Power generators are not all the same. Each model has peculiarities and characteristics that must be well examined before proceeding with the purchase. You have to take the one calibrated to your needs, suitable for the components that we will have to power. Specifications include rotational speed, efficiency, fuel type, waveform of the current generated, frequency stability, noise levels, starting type, and overload characteristics. Below is a guide to the advantages, disadvantages, and features that every portable power generator has. One of the best is 12000 watt portable generator with electric start.
Rotation Speed and Inverter
Normally 60 Hz generators operate at speeds between 1800 and 3600 rpm (revolutions per minute). The corresponding speed for 50 Hz generators is between 1500 and 3000. The 3600 rpm units have two poles and are simpler to build and therefore have a lower purchase cost. The 1800 RPM generators are 4-pole machines and are a bit more expensive, but we are talking about bigger sizes here.

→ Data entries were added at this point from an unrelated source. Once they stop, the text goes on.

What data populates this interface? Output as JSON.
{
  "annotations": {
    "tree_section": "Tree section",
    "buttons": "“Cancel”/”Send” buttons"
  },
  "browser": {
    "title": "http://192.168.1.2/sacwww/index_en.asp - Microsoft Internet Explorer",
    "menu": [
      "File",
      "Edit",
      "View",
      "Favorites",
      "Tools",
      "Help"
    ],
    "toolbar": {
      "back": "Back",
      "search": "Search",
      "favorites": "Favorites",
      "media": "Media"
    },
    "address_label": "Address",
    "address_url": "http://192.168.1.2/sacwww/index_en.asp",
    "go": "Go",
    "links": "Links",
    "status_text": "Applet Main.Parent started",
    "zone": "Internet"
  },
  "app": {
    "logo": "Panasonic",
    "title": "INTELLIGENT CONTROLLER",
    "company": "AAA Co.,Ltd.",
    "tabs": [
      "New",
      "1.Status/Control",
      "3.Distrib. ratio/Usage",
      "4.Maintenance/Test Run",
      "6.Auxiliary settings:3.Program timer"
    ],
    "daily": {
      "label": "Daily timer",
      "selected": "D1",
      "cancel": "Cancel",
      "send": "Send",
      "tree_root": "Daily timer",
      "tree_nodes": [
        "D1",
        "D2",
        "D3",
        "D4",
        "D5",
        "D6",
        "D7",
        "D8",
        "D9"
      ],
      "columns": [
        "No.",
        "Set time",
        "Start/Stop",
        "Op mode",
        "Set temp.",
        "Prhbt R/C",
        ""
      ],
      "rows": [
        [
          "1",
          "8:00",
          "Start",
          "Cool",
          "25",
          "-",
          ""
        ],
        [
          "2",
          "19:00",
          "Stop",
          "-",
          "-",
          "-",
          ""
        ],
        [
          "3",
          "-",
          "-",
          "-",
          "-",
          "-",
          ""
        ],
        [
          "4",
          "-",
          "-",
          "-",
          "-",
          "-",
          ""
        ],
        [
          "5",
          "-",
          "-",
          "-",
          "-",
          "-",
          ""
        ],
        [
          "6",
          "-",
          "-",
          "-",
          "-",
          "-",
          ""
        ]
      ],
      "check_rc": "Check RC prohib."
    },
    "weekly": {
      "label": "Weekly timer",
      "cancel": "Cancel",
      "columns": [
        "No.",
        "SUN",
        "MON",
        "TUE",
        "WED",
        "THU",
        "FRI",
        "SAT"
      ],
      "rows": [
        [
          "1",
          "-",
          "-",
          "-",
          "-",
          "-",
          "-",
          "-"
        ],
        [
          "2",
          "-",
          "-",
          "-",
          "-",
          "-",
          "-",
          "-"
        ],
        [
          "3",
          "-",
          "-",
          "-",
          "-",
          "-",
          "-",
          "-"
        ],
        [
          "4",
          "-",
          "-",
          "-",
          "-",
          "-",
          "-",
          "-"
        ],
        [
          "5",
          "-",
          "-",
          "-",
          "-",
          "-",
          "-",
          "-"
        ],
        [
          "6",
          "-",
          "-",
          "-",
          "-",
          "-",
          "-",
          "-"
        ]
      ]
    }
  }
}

In general, the higher the RPM, the more wear there will be on the bearings, which means more frequent maintenance.
Two-pole generators are therefore more cost-effective for use in relatively light applications that require less than 400 hours of operation per year. Some generators have a built-in inverter. The advantage is that the load on the inverter determines the amount of mechanical energy required to meet the electrical load requirements. As a result, the generator is controlled to run on a variable motor by accelerating the maximum motor power when required. This reduces fuel consumption at low load levels and, as a result, increases the overall efficiency of the generator. In addition, these models tend to be quieter.
Fuel for use in the Current Generator
The choice of the right generator based on the fuel used to power it will depend on several factors. Although diesel generators tend to be more efficient and consume less, diesel fuel is sometimes more difficult to find and is more likely to be contaminated with water or other liquid components. At low temperatures, diesel engines tend to have a more difficult start, so they need to be used under properly controlled temperature conditions if they are to be started and stopped.
Petrol engines are the easiest to find and also to use. They start easily and work even in adverse conditions. There are also generators that use propane gas. Be careful if we use the generators at altitude. Unless otherwise specified in the label for generators it is reasonable to downgrade the efficiency of gasoline, diesel and propane generators by 3% every 1000 feet above sea level, approximately 330 meters.
Electrical and mechanical losses are present in all generators. However, the greatest losses are attributable to the motor. Each generator has a particular load at which it operates with maximum efficiency, which usually corresponds to 80%-90% of the full rated load (see graph above). It is therefore important to buy the generator that delivers the right power according to your needs and not buy one that works at 50% of its capacity, as we will lose efficiency.
For systems with highly variable electrical loads, it is particularly inefficient to use a generator unless you use it to recharge batteries that will then power the electrical consumers.
Depending on load requirements and if the generator is connected to AC loads with critical power frequency requirements, frequency stability may be a necessary parameter to consider. It is generally desirable to maintain frequency fluctuations of less than ± 0.5 Hz for AC loads. Conventional generators often have a specified frequency stability of 5%.
Some generators are noisy and others less so. If we use it outdoors we check what the local ordinances say about noise, whether we are above or below the threshold allowed for use. The noise level is specified in db, decibels, the higher the noise produced, obviously proportional to the power. There are also silenced current generators to reduce the output noise.
A synchronous generator can suffer serious consequences in case of overload. This can happen during normal operation or when it is switched on. If we use the generator as an electric motor, the starting current of the motor can place the generator in an overload condition that can cause the generator to slow down and possibly damage the motor.
If we don’t have to use the generator often, a small, portable one may be enough. If it is to be an essential and reliable component of our energy system, capable of operating for long periods and for a significant number of hours a year, a fixed unit is preferable.